Trash and Vaudeville

From Wikipedia, the free encyclopedia
Jump to navigation Jump to search
Trash and Vaudeville's old location, on the lower levels of the historic Hamilton-Holly House

Trash and Vaudeville is a store located at 96 East 7th Street between Avenue A and First Avenue as of March 2016. Prior to that, the store was located at 4 St. Mark's Place in Manhattan, New York, behind the St. Mark's Hotel on two floors within the historic Hamilton-Holly House building. The store is associated with the clothing styles of punk rock and various other counter culture movements, and has been a leading source of fashion inspiration since its inception.[1]


The store occupied the same location on St. Mark's Place, a punk rock mecca, from 1975 to February 2016. "Trash" was located in a basement which formerly housed a pinball parlor[2] directly below "Vaudeville", accessed by an iron staircase.[3] Although physically separated as two stores, they were regarded as one entity.

In July 2015, Trash and Vaudeville announced that they would be moving from St. Mark's Place to 96 East 7th Street between Avenue A and First Avenue.[4] The controversial move was regarded by some as a mark of the gentrification of New York because Trash and Vaudeville was one of the last standing punk landmarks on St. Marks Place.[5][6] This move kept the store within the East Village, a neighborhood notable for its active nightlife.

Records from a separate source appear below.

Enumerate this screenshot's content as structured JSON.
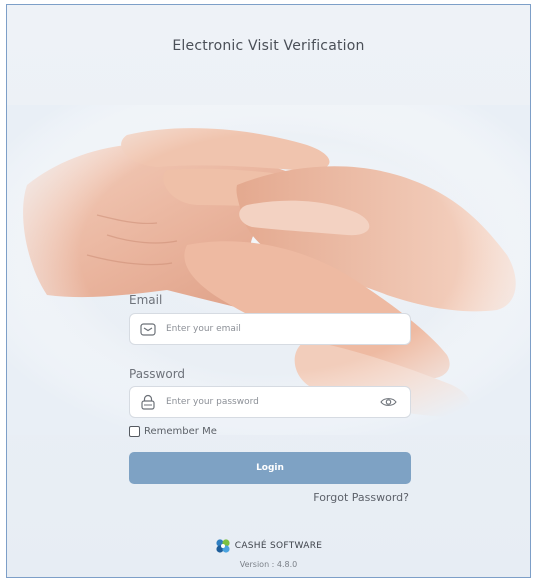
{
  "header": {
    "title": "Electronic Visit Verification"
  },
  "form": {
    "email_label": "Email",
    "email_placeholder": "Enter your email",
    "password_label": "Password",
    "password_placeholder": "Enter your password",
    "remember_label": "Remember Me",
    "remember_checked": false,
    "login_label": "Login",
    "forgot_label": "Forgot Password?"
  },
  "footer": {
    "brand": "CASHÉ SOFTWARE",
    "version": "Version : 4.8.0"
  },
  "colors": {
    "accent": "#7ea2c4",
    "background": "#e9eff6",
    "border": "#7d9fc8"
  },
  "icons": {
    "email": "envelope-icon",
    "password": "lock-icon",
    "toggle": "eye-icon",
    "logo": "cashe-logo-icon"
  }
}
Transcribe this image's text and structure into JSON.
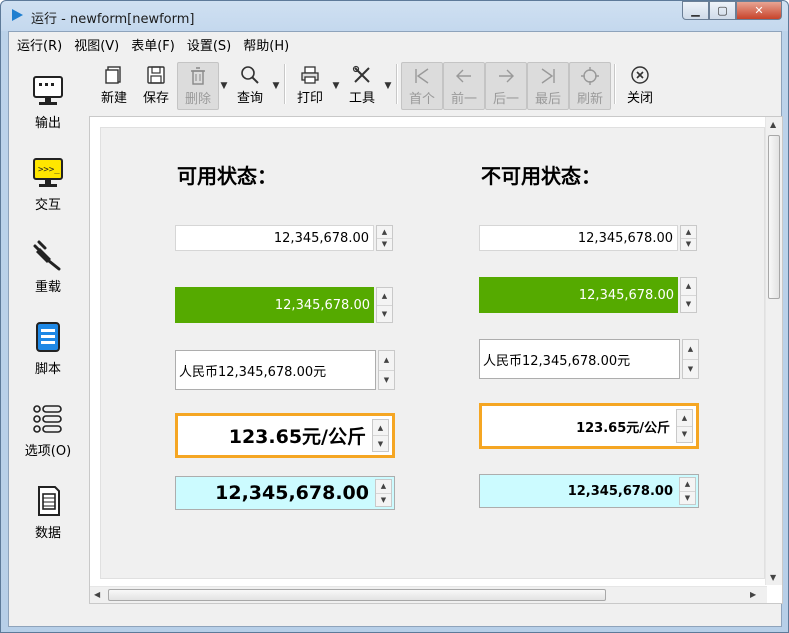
{
  "window": {
    "title": "运行 - newform[newform]"
  },
  "menu": [
    "运行(R)",
    "视图(V)",
    "表单(F)",
    "设置(S)",
    "帮助(H)"
  ],
  "sidebar": [
    {
      "label": "输出",
      "icon": "monitor-icon"
    },
    {
      "label": "交互",
      "icon": "terminal-icon"
    },
    {
      "label": "重载",
      "icon": "plug-icon"
    },
    {
      "label": "脚本",
      "icon": "script-icon"
    },
    {
      "label": "选项(O)",
      "icon": "options-list-icon"
    },
    {
      "label": "数据",
      "icon": "database-icon"
    }
  ],
  "toolbar": {
    "new": "新建",
    "save": "保存",
    "delete": "删除",
    "query": "查询",
    "print": "打印",
    "tools": "工具",
    "first": "首个",
    "prev": "前一",
    "next": "后一",
    "last": "最后",
    "refresh": "刷新",
    "close": "关闭"
  },
  "form": {
    "available_title": "可用状态：",
    "unavailable_title": "不可用状态：",
    "fields": {
      "number": "12,345,678.00",
      "currency": "人民币12,345,678.00元",
      "unit_price": "123.65元/公斤",
      "bold_number": "12,345,678.00"
    }
  },
  "colors": {
    "green": "#55aa00",
    "orange": "#f5a623",
    "cyan": "#ccfbff"
  }
}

The original location closed at the end of February 2016, and the store reopened on East 7th Street in March 2016.[7]

Trash and Vaudeville is famous for clothing stars like the Ramones and Debbie Harry of Blondie during the golden age of punk rock in the 1970s and 80s. Many of today's top musicians and celebrities are still clothed by the store.[8] Ray Goodman, a graduate of the Fashion Institute of Technology, is the owner.[9] Punk icon Jimmy Webb was both the manager and primary buyer before opening his own rock boutique in New York City on Friday, October 13th, 2017 called I NEED MORE.[10]


The store was one of the first to stock Doc Marten boots, the British boot which became an international symbol of rebellion. They are the largest retail store stocked with Tripp NYC clothing, a brand which mirrors the DIY modifications of 80's underground musicians. Other stocked items of notoriety include leather motorcycle jackets, bullet belts, leopard print jeans, winklepicker boots, spiky accessories, and band T-shirts.[11] Trash was one of the only suppliers of black jeans in the early 80's due to the negative cultural connotation of the clothing item. Vaudeville has also been known as the go-to place to pick up flyers advertising music and nightlife activities in the New York area. [9]


  1. ^ Mau, Dhani (April 30, 2013). "Trash and Vaudeville's Jimmy Webb Talks 'Real Deal' Punk and Met Prep". Fashionista. Retrieved April 2, 2015.
  2. ^ Van Meter, William (2013-05-08). "Trash and Vaudeville, Still Selling Punk's Look After 38 Years". The New York Times. ISSN 0362-4331. Archived from the original on 2015-01-11. Retrieved 2016-02-29.
  3. ^ "Trash And Vaudeville". Retrieved 2016-02-29.
  4. ^ "Legendary Punk Store Trash & Vaudeville Leaving St. Mark's Place After 40 Years". Racked NY. Retrieved 2016-02-29.
  5. ^ "Trash and Vaudeville is moving". Retrieved 2016-02-29.
  6. ^ "EV Grieve: Exclusive: After 40 years, punk rock mainstay Trash and Vaudeville is leaving St. Mark's Place". Retrieved 2016-02-29.
  7. ^ Carter, Ilise (March 29, 2016). "Reliving Trash and Vaudeville's Beginnings In Its New East Village Home". Racked NY. Archived from the original on 2016-05-03.
  8. ^ "New York Punk Classic Trash And Vaudeville Takes Us Back To School". MTV News. Retrieved 2016-02-29.
  9. ^ a b Correal, Annie (2016-02-28). "Trash and Vaudeville, a Punk Emporium, Leaves Its East Village Home". The New York Times. ISSN 0362-4331. Archived from the original on 2016-03-04. Retrieved 2016-02-29.
  10. ^ Grieve, EV (September 15, 2017). "Jimmy Webb will make dreams come true with new rock 'n' roll boutique I Need More". Retrieved September 30, 2017.
  11. ^ "The Way It Was: One Last Look at Trash & Vaudeville on St. Mark's Place". Racked NY. Retrieved 2016-02-29.

External links[edit]